‘Smart’ Internet of Things devices are coming to fast and furious. At the CES trade show earlier this year connected automotive technologies and a swathe of new offerings focused on homes were exhibited.
Although many of the devices on show at CES won’t trickle into households for a while, already the market is brimming with IoT-type devices.
For example Amazon’s Echo, an Internet-connected speaker that can be used as a central interface for other IoT produces in a home.
The Amazon Echo employs voice as its primary interface, and its far-field voice recognition works even while music is playing. The Echo, initially released in late 2014 ahead of wider availability last year, can communicate with other smart devices and services.
For example, you can use a voice command to have it play music from Amazon Prime, Pandora, iHeartRadio or TuneIn. Alexa, a cloud-based service integrated into the Echo, can answer questions or read aloud audiobooks, news, traffic, weather, sports scores, and so on.
Echo can also integrate with home automation-type systems, such as WeMo, Philips Hue, Samsung SmartThings, Wink, and Insteon.
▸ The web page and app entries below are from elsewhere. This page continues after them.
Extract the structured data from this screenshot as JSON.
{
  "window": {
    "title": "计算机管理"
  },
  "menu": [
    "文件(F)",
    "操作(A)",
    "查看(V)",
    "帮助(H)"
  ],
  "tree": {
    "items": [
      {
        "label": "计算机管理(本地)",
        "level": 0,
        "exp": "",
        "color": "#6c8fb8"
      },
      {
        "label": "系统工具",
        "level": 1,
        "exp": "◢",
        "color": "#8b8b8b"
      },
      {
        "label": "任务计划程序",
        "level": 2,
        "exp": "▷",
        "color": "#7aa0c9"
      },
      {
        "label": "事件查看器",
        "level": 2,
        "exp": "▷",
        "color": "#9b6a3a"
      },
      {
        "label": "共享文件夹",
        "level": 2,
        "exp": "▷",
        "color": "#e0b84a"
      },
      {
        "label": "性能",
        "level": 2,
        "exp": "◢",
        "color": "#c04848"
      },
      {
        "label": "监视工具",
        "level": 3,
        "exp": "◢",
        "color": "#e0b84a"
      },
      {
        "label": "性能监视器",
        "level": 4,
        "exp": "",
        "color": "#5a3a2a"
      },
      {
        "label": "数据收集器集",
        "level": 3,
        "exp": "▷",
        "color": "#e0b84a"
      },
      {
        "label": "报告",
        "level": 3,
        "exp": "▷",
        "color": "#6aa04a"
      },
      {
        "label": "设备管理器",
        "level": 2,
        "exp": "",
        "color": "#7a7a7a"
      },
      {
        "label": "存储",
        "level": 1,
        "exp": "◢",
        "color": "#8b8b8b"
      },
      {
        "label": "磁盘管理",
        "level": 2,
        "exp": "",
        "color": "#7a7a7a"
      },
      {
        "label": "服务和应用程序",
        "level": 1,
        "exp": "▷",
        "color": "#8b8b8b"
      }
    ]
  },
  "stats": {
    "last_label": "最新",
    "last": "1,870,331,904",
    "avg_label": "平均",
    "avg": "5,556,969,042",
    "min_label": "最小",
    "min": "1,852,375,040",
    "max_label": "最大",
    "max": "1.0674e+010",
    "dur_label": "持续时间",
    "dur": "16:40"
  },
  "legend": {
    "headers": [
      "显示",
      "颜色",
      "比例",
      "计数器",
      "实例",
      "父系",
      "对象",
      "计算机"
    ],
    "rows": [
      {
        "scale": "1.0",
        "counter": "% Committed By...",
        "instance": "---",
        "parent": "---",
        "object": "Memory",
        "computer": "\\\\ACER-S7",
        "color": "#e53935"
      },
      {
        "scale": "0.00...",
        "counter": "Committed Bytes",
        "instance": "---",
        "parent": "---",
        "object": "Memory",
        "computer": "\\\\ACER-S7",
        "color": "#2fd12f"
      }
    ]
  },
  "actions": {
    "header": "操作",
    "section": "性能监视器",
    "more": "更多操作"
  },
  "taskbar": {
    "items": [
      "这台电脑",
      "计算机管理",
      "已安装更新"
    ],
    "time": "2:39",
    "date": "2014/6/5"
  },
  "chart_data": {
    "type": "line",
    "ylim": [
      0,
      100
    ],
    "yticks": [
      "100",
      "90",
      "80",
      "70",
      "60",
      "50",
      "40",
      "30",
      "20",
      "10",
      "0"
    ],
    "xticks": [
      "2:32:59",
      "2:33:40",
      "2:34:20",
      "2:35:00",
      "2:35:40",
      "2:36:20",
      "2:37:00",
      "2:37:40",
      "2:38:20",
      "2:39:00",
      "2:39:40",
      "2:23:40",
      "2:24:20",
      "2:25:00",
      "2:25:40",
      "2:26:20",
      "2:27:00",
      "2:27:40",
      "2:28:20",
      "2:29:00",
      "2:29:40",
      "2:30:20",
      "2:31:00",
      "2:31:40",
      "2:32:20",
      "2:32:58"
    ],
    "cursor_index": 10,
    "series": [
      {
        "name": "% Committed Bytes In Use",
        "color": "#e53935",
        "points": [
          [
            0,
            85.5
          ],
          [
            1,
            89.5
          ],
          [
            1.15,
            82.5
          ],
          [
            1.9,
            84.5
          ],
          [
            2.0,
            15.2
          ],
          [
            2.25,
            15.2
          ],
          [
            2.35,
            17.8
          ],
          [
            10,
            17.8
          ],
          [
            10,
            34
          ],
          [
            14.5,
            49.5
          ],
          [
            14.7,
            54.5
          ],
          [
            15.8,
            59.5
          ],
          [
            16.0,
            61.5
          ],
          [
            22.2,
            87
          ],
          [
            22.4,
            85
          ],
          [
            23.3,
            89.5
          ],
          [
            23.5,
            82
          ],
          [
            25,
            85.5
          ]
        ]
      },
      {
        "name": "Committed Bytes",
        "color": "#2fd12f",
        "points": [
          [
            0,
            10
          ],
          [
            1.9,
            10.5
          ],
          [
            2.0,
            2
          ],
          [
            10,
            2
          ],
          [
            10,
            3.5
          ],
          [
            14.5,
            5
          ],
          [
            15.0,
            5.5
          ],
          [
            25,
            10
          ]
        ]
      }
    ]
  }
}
Sounds good for aspiring James Bond who want to control lights, curtains and music with just their suave voice!
A raft of companies are building Internet-connected personal baby video monitors, such as iBaby, which can be a great innovation if you don’t trust the babysitter. Connected baby monitory can allow you to watch your baby remotely, usually on your mobile device.
Unfortunately the security of many of these baby monitors is questionable. (In response to revelations last year about security flaws, iBaby updated its authentication process.)
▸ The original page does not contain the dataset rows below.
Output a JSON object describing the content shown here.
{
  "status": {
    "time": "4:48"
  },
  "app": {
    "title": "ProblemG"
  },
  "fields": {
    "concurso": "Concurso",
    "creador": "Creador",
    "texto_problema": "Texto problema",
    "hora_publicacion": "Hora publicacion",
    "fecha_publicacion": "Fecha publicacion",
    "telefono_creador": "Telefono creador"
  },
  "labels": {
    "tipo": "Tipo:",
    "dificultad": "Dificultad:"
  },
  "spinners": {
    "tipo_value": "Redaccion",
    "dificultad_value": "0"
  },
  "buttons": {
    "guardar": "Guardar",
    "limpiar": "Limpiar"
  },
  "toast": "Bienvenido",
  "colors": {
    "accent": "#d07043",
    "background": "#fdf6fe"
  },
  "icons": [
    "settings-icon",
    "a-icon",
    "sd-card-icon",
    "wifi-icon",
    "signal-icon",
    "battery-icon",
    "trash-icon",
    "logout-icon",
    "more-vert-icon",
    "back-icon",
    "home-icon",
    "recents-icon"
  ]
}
Now that your baby is ok you can perhaps take a nap? Enter Samsung's Sleepsense. Now this I like; it is a little spooky as it can recognise that you are falling asleep then perform tasks such as switch off the TV and lights, then turn down the heating. When you start to wake up it can make the coffee and warm the house.
While you are sleeping this device monitors your breathing and heart rate. If you want, you can get a sleep score based on seven elements: Total sleep time, sleep efficiency, time it took to fall asleep, number of times you woke up, number of times you got out of bed, percentage of time in rapid eye movement and percentage of time in deep sleep.
Whoa, now that’s some level of monitoring.
What’s under the covers?
In some cases the technology stacks driving IoT devices can be found in other applications. For example, NoSQL databases which have been used to drive large-scale Web applications are proving popular for IoT applications (NoSQL-style approaches have been around since the late '60s).
The key difference from a conventional database is that it is not based on a relational schema.
However, that’s not to say there aren’t emerging technologies and standards specifically intended to power IoT applications.
One example, announced earlier this year, is Wi-Fi HaLow (based on the IEEE’s 802.11.ah specification), which will operate in the 900MHz band and offer better penetration and double the range of 2.4GHz Wi-Fi, as well lower power consumption.
The trade-off is a peak speed that’s expected to be limited to around 18 megabits per second.
“Wi-Fi HaLow will enable a variety of new power-efficient use cases in the Smart Home, connected car, and digital healthcare, as well as industrial, retail, agriculture, and Smart City environments,” the Wi-Fi Alliance said in its announcement earlier this year.
Certification of HaLow HaLow is not expected to begin until 2018, however. Despite that it is indeed is big news and will help to accelerate the IoT.